Books

Sven Spieker (ed.), Destruction. Documents of Contemporary Art  (Cambridge: MIT Press/Whitechapel, 2017).  

The effects and meanings of destruction are central to the work of many of our most influential artists. Since the early 1960s, artists have employed destruction to creative ends. Here destruction changes from a negative state or passive condition to a highly productive category. The destructive subversion of media imagery aims to release us from its controlling effects. The self-destructing artwork extinguishes art’s fixity as arrested form and ushers in the ephemeral and contingent “open work.”

The Big Archive. Art from Bureaucracy (Cambridge/Mass.: MIT Press, 2008)

“The typewriter, the card index, and the filing cabinet: these are technologies and modalities of the archive. To the bureaucrat, archives contain little more than garbage, paperwork no longer needed; to the historian, on the other hand, the archive’s content stands as a quasi-objective correlative of the “living” past. Twentieth-century art made use of the archive in a variety of ways—from what Spieker calls Marcel Duchamp’s “anemic archive” of readymades and El Lissitzky’s Demonstration Rooms to the compilations of photographs made by such postwar artists as Susan Hiller and Gerhard Richter. In The Big Archive, Sven Spieker investigates the archive—as both bureaucratic institution and index of evolving attitudes toward contingent time in science and art—and finds it to be a crucible of twentieth-century modernism.” (Press release)
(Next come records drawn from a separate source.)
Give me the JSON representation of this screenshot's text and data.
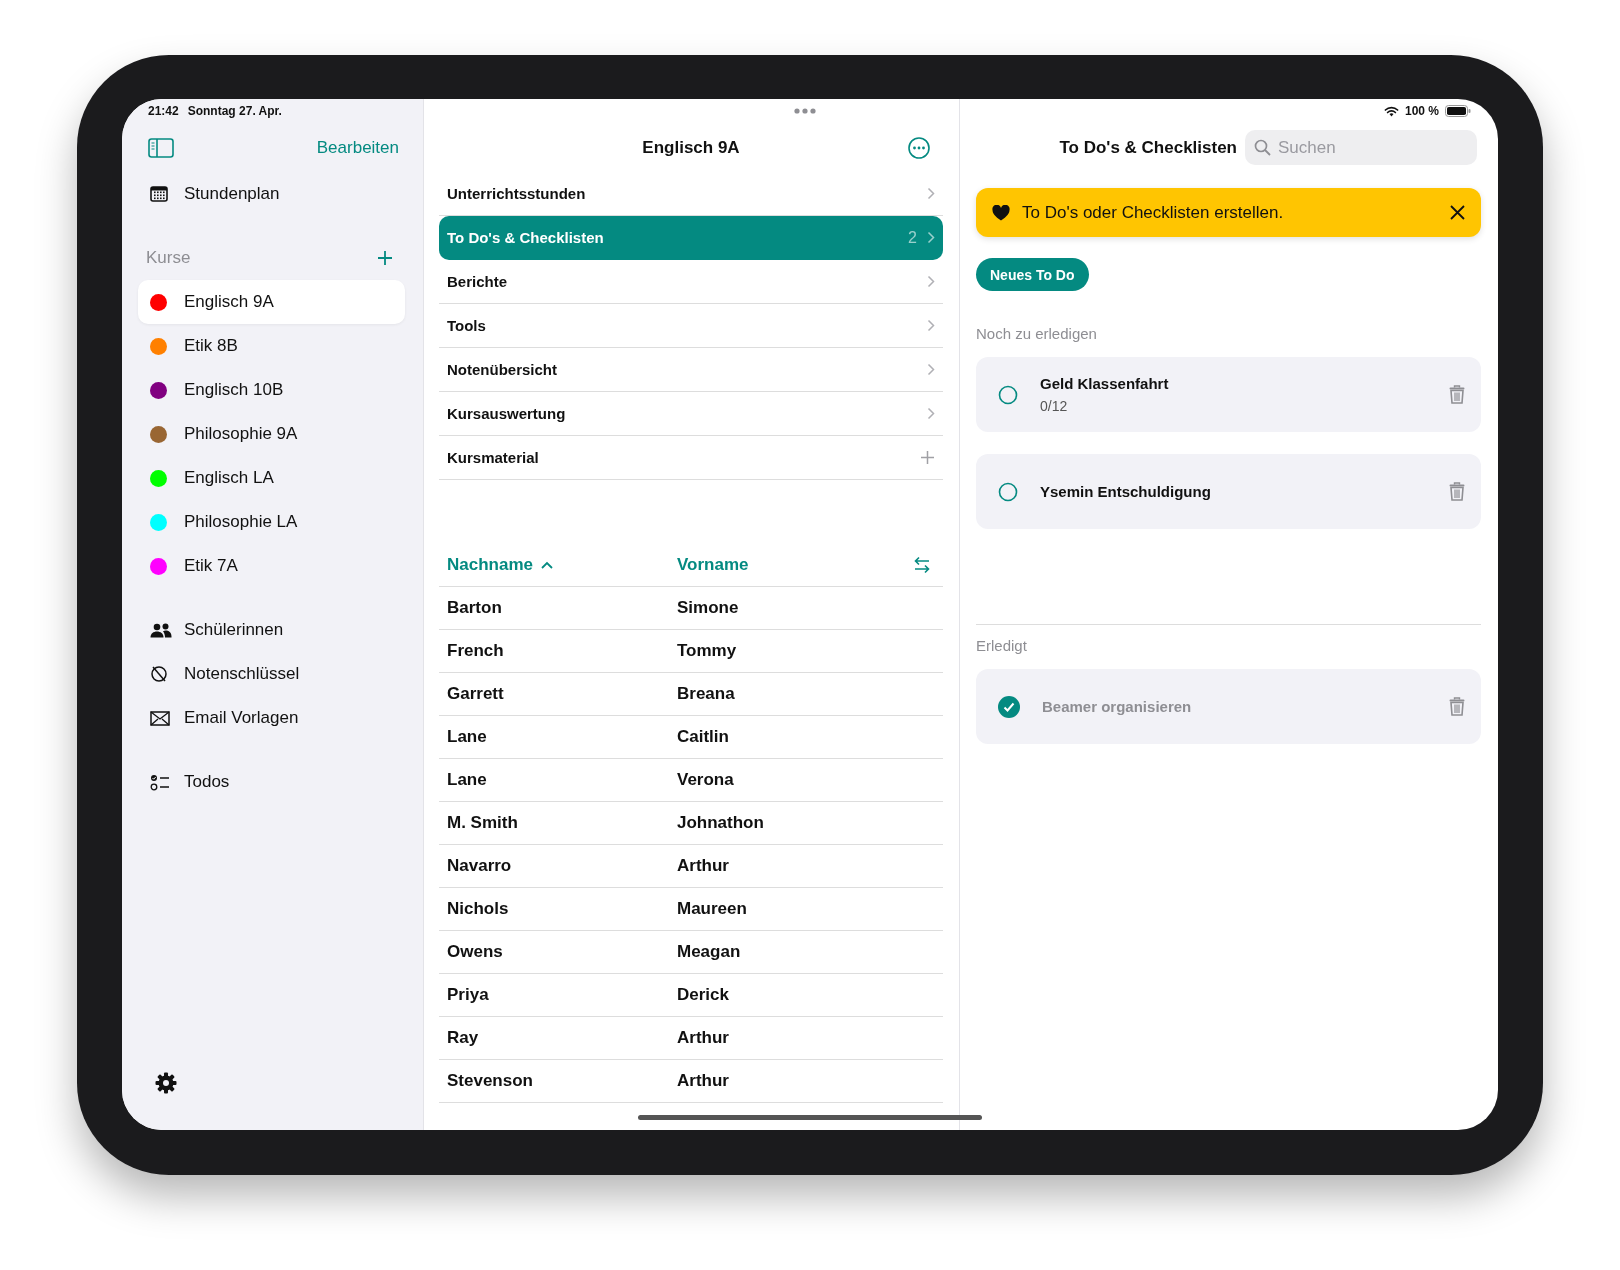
{
  "status_bar": {
    "time": "21:42",
    "date": "Sonntag 27. Apr.",
    "battery": "100 %"
  },
  "sidebar": {
    "edit_label": "Bearbeiten",
    "top_items": [
      {
        "label": "Stundenplan",
        "kind": "calendar"
      }
    ],
    "courses_header": "Kurse",
    "courses": [
      {
        "label": "Englisch 9A",
        "color": "#ff0000",
        "selected": true
      },
      {
        "label": "Etik 8B",
        "color": "#ff8000",
        "selected": false
      },
      {
        "label": "Englisch 10B",
        "color": "#800080",
        "selected": false
      },
      {
        "label": "Philosophie 9A",
        "color": "#996633",
        "selected": false
      },
      {
        "label": "Englisch LA",
        "color": "#00ff00",
        "selected": false
      },
      {
        "label": "Philosophie LA",
        "color": "#00ffff",
        "selected": false
      },
      {
        "label": "Etik 7A",
        "color": "#ff00ff",
        "selected": false
      }
    ],
    "nav_items": [
      {
        "label": "Schülerinnen",
        "kind": "people"
      },
      {
        "label": "Notenschlüssel",
        "kind": "nosign"
      },
      {
        "label": "Email Vorlagen",
        "kind": "envelope"
      }
    ],
    "extra_items": [
      {
        "label": "Todos",
        "kind": "checklist"
      }
    ]
  },
  "course": {
    "title": "Englisch 9A",
    "menu": [
      {
        "label": "Unterrichtsstunden",
        "kind": "chevron",
        "selected": false
      },
      {
        "label": "To Do's & Checklisten",
        "count": "2",
        "kind": "chevron",
        "selected": true
      },
      {
        "label": "Berichte",
        "kind": "chevron",
        "selected": false
      },
      {
        "label": "Tools",
        "kind": "chevron",
        "selected": false
      },
      {
        "label": "Notenübersicht",
        "kind": "chevron",
        "selected": false
      },
      {
        "label": "Kursauswertung",
        "kind": "chevron",
        "selected": false
      },
      {
        "label": "Kursmaterial",
        "kind": "add",
        "selected": false
      }
    ],
    "table": {
      "columns": [
        {
          "label": "Nachname",
          "sorted": true
        },
        {
          "label": "Vorname",
          "sorted": false
        }
      ],
      "rows": [
        [
          "Barton",
          "Simone"
        ],
        [
          "French",
          "Tommy"
        ],
        [
          "Garrett",
          "Breana"
        ],
        [
          "Lane",
          "Caitlin"
        ],
        [
          "Lane",
          "Verona"
        ],
        [
          "M. Smith",
          "Johnathon"
        ],
        [
          "Navarro",
          "Arthur"
        ],
        [
          "Nichols",
          "Maureen"
        ],
        [
          "Owens",
          "Meagan"
        ],
        [
          "Priya",
          "Derick"
        ],
        [
          "Ray",
          "Arthur"
        ],
        [
          "Stevenson",
          "Arthur"
        ]
      ]
    }
  },
  "todos": {
    "title": "To Do's & Checklisten",
    "search": {
      "placeholder": "Suchen"
    },
    "banner": "To Do's oder Checklisten erstellen.",
    "new_button": "Neues To Do",
    "sections": [
      {
        "title": "Noch zu erledigen",
        "items": [
          {
            "title": "Geld Klassenfahrt",
            "subtitle": "0/12",
            "checked": false
          },
          {
            "title": "Ysemin Entschuldigung",
            "checked": false
          }
        ]
      },
      {
        "title": "Erledigt",
        "items": [
          {
            "title": "Beamer organisieren",
            "checked": true
          }
        ]
      }
    ]
  }
}
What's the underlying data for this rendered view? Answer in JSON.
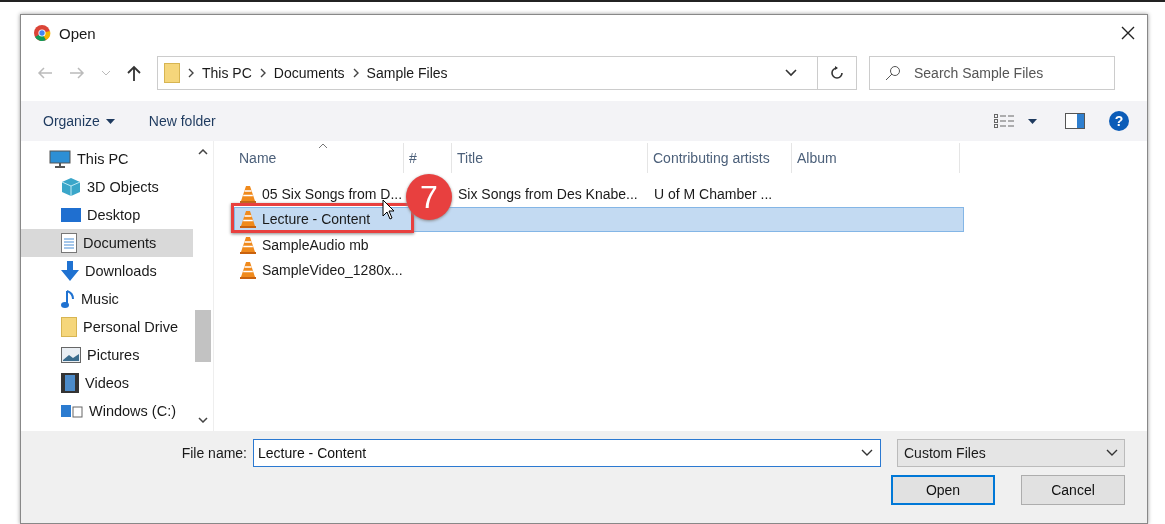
{
  "window": {
    "title": "Open"
  },
  "address": {
    "path": [
      "This PC",
      "Documents",
      "Sample Files"
    ]
  },
  "search": {
    "placeholder": "Search Sample Files"
  },
  "toolbar": {
    "organize": "Organize",
    "new_folder": "New folder",
    "help": "?"
  },
  "sidebar": {
    "items": [
      {
        "label": "This PC",
        "kind": "pc",
        "selected": false,
        "children": [
          {
            "label": "3D Objects",
            "kind": "objects",
            "selected": false
          },
          {
            "label": "Desktop",
            "kind": "desktop",
            "selected": false
          },
          {
            "label": "Documents",
            "kind": "documents",
            "selected": true
          },
          {
            "label": "Downloads",
            "kind": "downloads",
            "selected": false
          },
          {
            "label": "Music",
            "kind": "music",
            "selected": false
          },
          {
            "label": "Personal Drive",
            "kind": "folder",
            "selected": false
          },
          {
            "label": "Pictures",
            "kind": "pictures",
            "selected": false
          },
          {
            "label": "Videos",
            "kind": "videos",
            "selected": false
          },
          {
            "label": "Windows (C:)",
            "kind": "drive",
            "selected": false
          }
        ]
      }
    ]
  },
  "table": {
    "columns": [
      "Name",
      "#",
      "Title",
      "Contributing artists",
      "Album"
    ],
    "rows": [
      {
        "cells": [
          "05 Six Songs from D...",
          "",
          "Six Songs from Des Knabe...",
          "U of M Chamber ...",
          ""
        ],
        "selected": false
      },
      {
        "cells": [
          "Lecture - Content",
          "",
          "",
          "",
          ""
        ],
        "selected": true
      },
      {
        "cells": [
          "SampleAudio mb",
          "",
          "",
          "",
          ""
        ],
        "selected": false
      },
      {
        "cells": [
          "SampleVideo_1280x...",
          "",
          "",
          "",
          ""
        ],
        "selected": false
      }
    ]
  },
  "annotation": {
    "number": "7"
  },
  "file_name": {
    "label": "File name:",
    "value": "Lecture - Content"
  },
  "file_type": {
    "value": "Custom Files"
  },
  "buttons": [
    {
      "label": "Open",
      "kind": "primary"
    },
    {
      "label": "Cancel",
      "kind": "normal"
    }
  ]
}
 (Korean Translation)

Sven Spieker/Mark Lipovetsky (eds.), The Imprints of Terror. The Rhetoric of Violence and the Violence of Rhetoric in Modern Russian Culture. Anna Brodsky/Mark Lipovetsky/Sven Spieker [eds.], Vienna: Wiener Slawistischer Almanach. Sonderband 64, 2006.

This edited volume, dedicated to the memory of Marina Kanevskaya, investigates the importance of violence and its philosophical and ideological underpinnings in contemporary Russian literature, art, film, and philosophy. Participants include Sven Spieker, Mark Lipovetsky, A. Banerjee, E. Dobrenko, D. Brandenberger, A. Prochorov, A. Brodsky, M. Epstein, M. Lipovetsky, G. Shapiro, A. Efimova, D. Kujundžic, I. Sandomirskaja, A. Genis, M. Kanevskaya, and D. Possamai.

Sven Spieker (ed.), Bürokratische Leidenschaften. Kultur- und Mediengeschichte im Archiv (Berlin: Kadmos, 2004), 386pp.

The volume brings together essays by philosophers, historians of science, literary theorists, and art historians. Located at the intersection of art, science, media studies, and art, the book investigates the relationship between cultural production and bureaucratic administration. One key concept at the center of Bürokratische Leidenschaften is the archive whose reach and influence is traced from Hollywood film to library organization. Contributors include Stefan Rieger, Boris Groys, Wolf Kittler, Bernhard Siegert, and Sven Spieker.

Sven Spieker (ed.), Gøgøl: Exploring Absence (Bloomington: Slavica, 2000)

The book explores the theme of absence in Gøgøl’s works. Its working premise is that in Gøgøl’s writing the unsayable and the sayable cannot be viewed in isolation from each other; in order to understand either, we have to examine the other. Includes essays by Boris Groys, Renate Lachmann, Mikhail Epstein, Michael Holquist, Mikhail Yampolsky, Sven Spieker, and others. Also includes the last article by Yurii Lotman, written specifically for this volume and published here posthumously.

Figures of Memory and Forgetting in Andrej Bitov’s Prose. Postmodernism and the Quest for History. (= Slawische Literaturen) Frankfurt: Peter Lang, 1995, ISBN:978-3-631-46940-8.

A monograph on one of Russia’a most celebrated contemporary writer, Andrei Bitov (1937-2018). It’s focus is the problem of postmodernism in Soviet literature during the «period of stagnation,» with special emphasis on the psychological, aesthetic, and epistemological implications of Bitov’s postmodern treatment of memory. In the author’s prose, the intellectual’s efforts to transcend the Stalinist past in order to reenter history at a point prior to the Stalinist trauma are mostly unsuccessful. Bitov demonstrates the failure of modernist and pre-modernist models of mnemonic representation as his characters’ efforts to realign themselves with the modernist avant-garde routinely meet with the impossibility of establishing any viable meta-positions vis-à-vis official culture.